(WHAT THIS TASK INVOLVES)
The listing below must be repeated word for word, with its images excluded.

(TASK INPUTS)
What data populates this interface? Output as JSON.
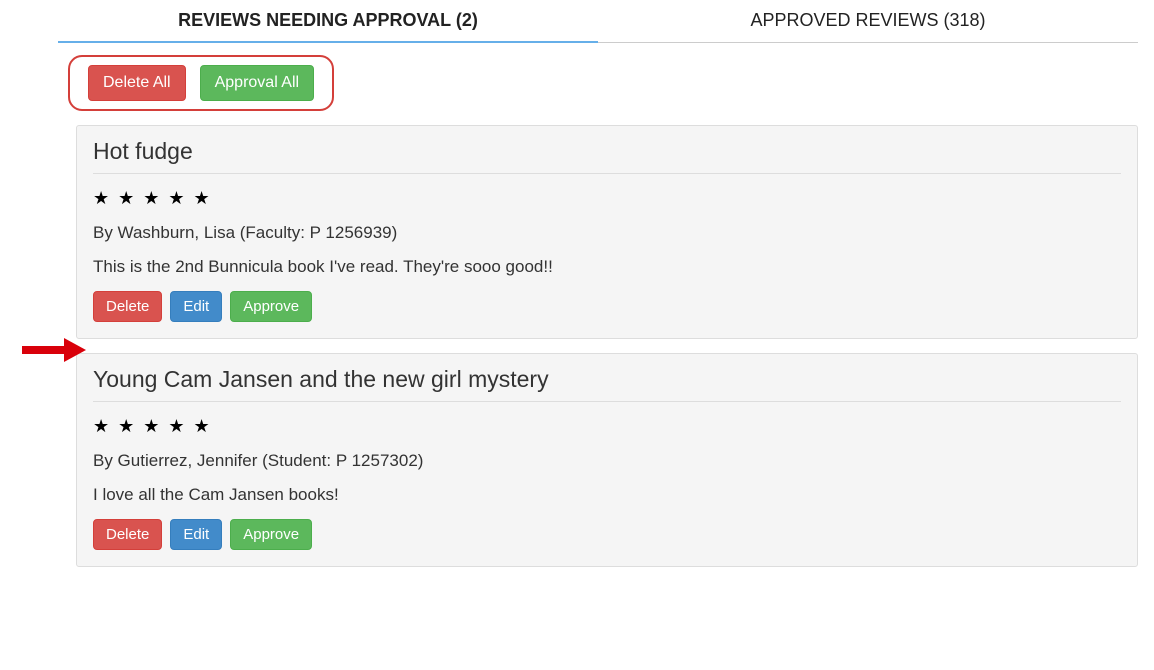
{
  "tabs": {
    "pending": "REVIEWS NEEDING APPROVAL (2)",
    "approved": "APPROVED REVIEWS (318)"
  },
  "bulk": {
    "delete_all": "Delete All",
    "approve_all": "Approval All"
  },
  "actions": {
    "delete": "Delete",
    "edit": "Edit",
    "approve": "Approve"
  },
  "reviews": [
    {
      "title": "Hot fudge",
      "stars": "★ ★ ★ ★ ★",
      "by": "By Washburn, Lisa (Faculty: P 1256939)",
      "body": "This is the 2nd Bunnicula book I've read. They're sooo good!!"
    },
    {
      "title": "Young Cam Jansen and the new girl mystery",
      "stars": "★ ★ ★ ★ ★",
      "by": "By Gutierrez, Jennifer (Student: P 1257302)",
      "body": "I love all the Cam Jansen books!"
    }
  ]
}
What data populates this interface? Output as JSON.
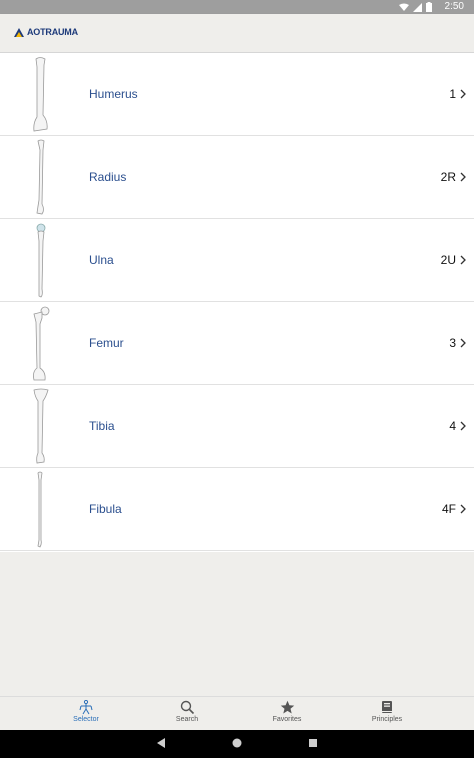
{
  "status_bar": {
    "time": "2:50"
  },
  "app_bar": {
    "logo_prefix": "AO",
    "logo_text": "TRAUMA"
  },
  "bones": [
    {
      "name": "Humerus",
      "code": "1"
    },
    {
      "name": "Radius",
      "code": "2R"
    },
    {
      "name": "Ulna",
      "code": "2U"
    },
    {
      "name": "Femur",
      "code": "3"
    },
    {
      "name": "Tibia",
      "code": "4"
    },
    {
      "name": "Fibula",
      "code": "4F"
    }
  ],
  "bottom_nav": {
    "selector": "Selector",
    "search": "Search",
    "favorites": "Favorites",
    "principles": "Principles",
    "active_tab": "Selector"
  },
  "colors": {
    "accent": "#2b6fb8",
    "bone_name": "#2b4f8e",
    "logo": "#1d3a7a"
  }
}
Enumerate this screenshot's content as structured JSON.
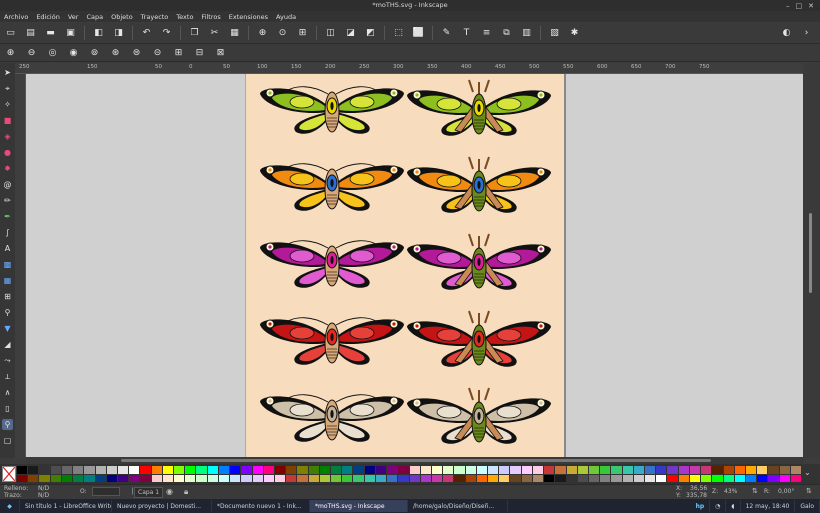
{
  "window": {
    "title": "*moTHS.svg - Inkscape"
  },
  "menu": [
    "Archivo",
    "Edición",
    "Ver",
    "Capa",
    "Objeto",
    "Trayecto",
    "Texto",
    "Filtros",
    "Extensiones",
    "Ayuda"
  ],
  "ruler": {
    "h_labels": [
      "250",
      "200",
      "150",
      "100",
      "50",
      "0",
      "50",
      "100",
      "150",
      "200",
      "250",
      "300",
      "350",
      "400",
      "450",
      "500",
      "550",
      "600",
      "650",
      "700",
      "750"
    ]
  },
  "status": {
    "fill_label": "Relleno:",
    "fill_value": "N/D",
    "stroke_label": "Trazo:",
    "stroke_value": "N/D",
    "opacity_label": "O:",
    "layer": "Capa 1",
    "x_label": "X:",
    "x_value": "36,56",
    "y_label": "Y:",
    "y_value": "335,78",
    "zoom_label": "Z:",
    "zoom_value": "43%",
    "rot_label": "R:",
    "rot_value": "0,00°"
  },
  "taskbar": {
    "items": [
      "Sin título 1 - LibreOffice Writer",
      "Nuevo proyecto | Domesti...",
      "*Documento nuevo 1 - Ink...",
      "*moTHS.svg - Inkscape",
      "/home/galo/Diseño/Diseñ..."
    ],
    "clock": "12 may, 18:40",
    "user": "Galo"
  },
  "colors": {
    "page": "#f7dcbe",
    "canvas": "#d0d0d0"
  }
}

(RESPONSE TO THIS EXERCISE)
What data populates this interface? Output as JSON.
{
  "tabs": {
    "pending": "REVIEWS NEEDING APPROVAL (2)",
    "approved": "APPROVED REVIEWS (318)"
  },
  "bulk": {
    "delete_all": "Delete All",
    "approve_all": "Approval All"
  },
  "actions": {
    "delete": "Delete",
    "edit": "Edit",
    "approve": "Approve"
  },
  "reviews": [
    {
      "title": "Hot fudge",
      "stars": "★ ★ ★ ★ ★",
      "by": "By Washburn, Lisa (Faculty: P 1256939)",
      "body": "This is the 2nd Bunnicula book I've read. They're sooo good!!"
    },
    {
      "title": "Young Cam Jansen and the new girl mystery",
      "stars": "★ ★ ★ ★ ★",
      "by": "By Gutierrez, Jennifer (Student: P 1257302)",
      "body": "I love all the Cam Jansen books!"
    }
  ]
}
What data populates this interface? Output as JSON.
{
  "status_bar": {
    "time": "2:50"
  },
  "app_bar": {
    "logo_prefix": "AO",
    "logo_text": "TRAUMA"
  },
  "bones": [
    {
      "name": "Humerus",
      "code": "1"
    },
    {
      "name": "Radius",
      "code": "2R"
    },
    {
      "name": "Ulna",
      "code": "2U"
    },
    {
      "name": "Femur",
      "code": "3"
    },
    {
      "name": "Tibia",
      "code": "4"
    },
    {
      "name": "Fibula",
      "code": "4F"
    }
  ],
  "bottom_nav": {
    "selector": "Selector",
    "search": "Search",
    "favorites": "Favorites",
    "principles": "Principles",
    "active_tab": "Selector"
  },
  "colors": {
    "accent": "#2b6fb8",
    "bone_name": "#2b4f8e",
    "logo": "#1d3a7a"
  }
}
Enumerate this screenshot's content as structured JSON.
{
  "window": {
    "title": "*moTHS.svg - Inkscape"
  },
  "menu": [
    "Archivo",
    "Edición",
    "Ver",
    "Capa",
    "Objeto",
    "Trayecto",
    "Texto",
    "Filtros",
    "Extensiones",
    "Ayuda"
  ],
  "ruler": {
    "h_labels": [
      "250",
      "200",
      "150",
      "100",
      "50",
      "0",
      "50",
      "100",
      "150",
      "200",
      "250",
      "300",
      "350",
      "400",
      "450",
      "500",
      "550",
      "600",
      "650",
      "700",
      "750"
    ]
  },
  "status": {
    "fill_label": "Relleno:",
    "fill_value": "N/D",
    "stroke_label": "Trazo:",
    "stroke_value": "N/D",
    "opacity_label": "O:",
    "layer": "Capa 1",
    "x_label": "X:",
    "x_value": "36,56",
    "y_label": "Y:",
    "y_value": "335,78",
    "zoom_label": "Z:",
    "zoom_value": "43%",
    "rot_label": "R:",
    "rot_value": "0,00°"
  },
  "taskbar": {
    "items": [
      "Sin título 1 - LibreOffice Writer",
      "Nuevo proyecto | Domesti...",
      "*Documento nuevo 1 - Ink...",
      "*moTHS.svg - Inkscape",
      "/home/galo/Diseño/Diseñ..."
    ],
    "clock": "12 may, 18:40",
    "user": "Galo"
  },
  "colors": {
    "page": "#f7dcbe",
    "canvas": "#d0d0d0"
  }
}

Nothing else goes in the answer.